___ MATERIAL FOR THIS TASK ___

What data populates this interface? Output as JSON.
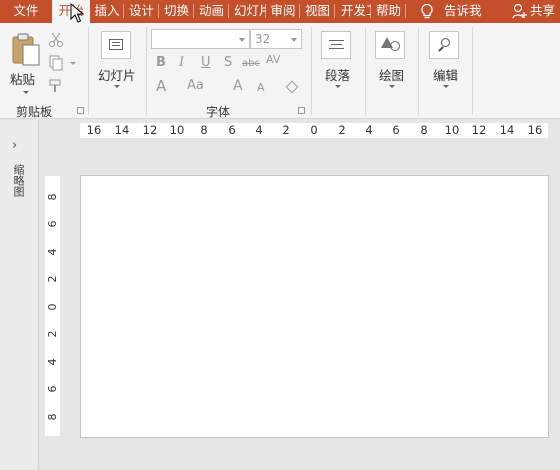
{
  "tabs": [
    {
      "label": "文件",
      "active": false
    },
    {
      "label": "开始",
      "active": true
    },
    {
      "label": "插入",
      "active": false
    },
    {
      "label": "设计",
      "active": false
    },
    {
      "label": "切换",
      "active": false
    },
    {
      "label": "动画",
      "active": false
    },
    {
      "label": "幻灯片放映",
      "active": false
    },
    {
      "label": "审阅",
      "active": false
    },
    {
      "label": "视图",
      "active": false
    },
    {
      "label": "开发工具",
      "active": false
    },
    {
      "label": "帮助",
      "active": false
    }
  ],
  "tell_me": "告诉我",
  "share": "共享",
  "ribbon": {
    "clipboard": {
      "paste": "粘贴",
      "group": "剪贴板"
    },
    "slides": {
      "new_slide": "幻灯片"
    },
    "font": {
      "font_name": "",
      "font_size": "32",
      "group": "字体"
    },
    "paragraph": {
      "label": "段落"
    },
    "drawing": {
      "label": "绘图"
    },
    "editing": {
      "label": "编辑"
    }
  },
  "left_panel": {
    "label": "缩略图"
  },
  "ruler": {
    "horizontal": [
      "16",
      "14",
      "12",
      "10",
      "8",
      "6",
      "4",
      "2",
      "0",
      "2",
      "4",
      "6",
      "8",
      "10",
      "12",
      "14",
      "16"
    ],
    "vertical": [
      "8",
      "6",
      "4",
      "2",
      "0",
      "2",
      "4",
      "6",
      "8"
    ]
  },
  "colors": {
    "accent": "#c3502b",
    "ribbon_bg": "#f4f4f4",
    "workspace_bg": "#e6e6e6"
  }
}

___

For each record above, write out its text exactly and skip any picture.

What data populates this interface? Output as JSON.
{
  "tabs": [
    {
      "label": "文件",
      "active": false
    },
    {
      "label": "开始",
      "active": true
    },
    {
      "label": "插入",
      "active": false
    },
    {
      "label": "设计",
      "active": false
    },
    {
      "label": "切换",
      "active": false
    },
    {
      "label": "动画",
      "active": false
    },
    {
      "label": "幻灯片放映",
      "active": false
    },
    {
      "label": "审阅",
      "active": false
    },
    {
      "label": "视图",
      "active": false
    },
    {
      "label": "开发工具",
      "active": false
    },
    {
      "label": "帮助",
      "active": false
    }
  ],
  "tell_me": "告诉我",
  "share": "共享",
  "ribbon": {
    "clipboard": {
      "paste": "粘贴",
      "group": "剪贴板"
    },
    "slides": {
      "new_slide": "幻灯片"
    },
    "font": {
      "font_name": "",
      "font_size": "32",
      "group": "字体"
    },
    "paragraph": {
      "label": "段落"
    },
    "drawing": {
      "label": "绘图"
    },
    "editing": {
      "label": "编辑"
    }
  },
  "left_panel": {
    "label": "缩略图"
  },
  "ruler": {
    "horizontal": [
      "16",
      "14",
      "12",
      "10",
      "8",
      "6",
      "4",
      "2",
      "0",
      "2",
      "4",
      "6",
      "8",
      "10",
      "12",
      "14",
      "16"
    ],
    "vertical": [
      "8",
      "6",
      "4",
      "2",
      "0",
      "2",
      "4",
      "6",
      "8"
    ]
  },
  "colors": {
    "accent": "#c3502b",
    "ribbon_bg": "#f4f4f4",
    "workspace_bg": "#e6e6e6"
  }
}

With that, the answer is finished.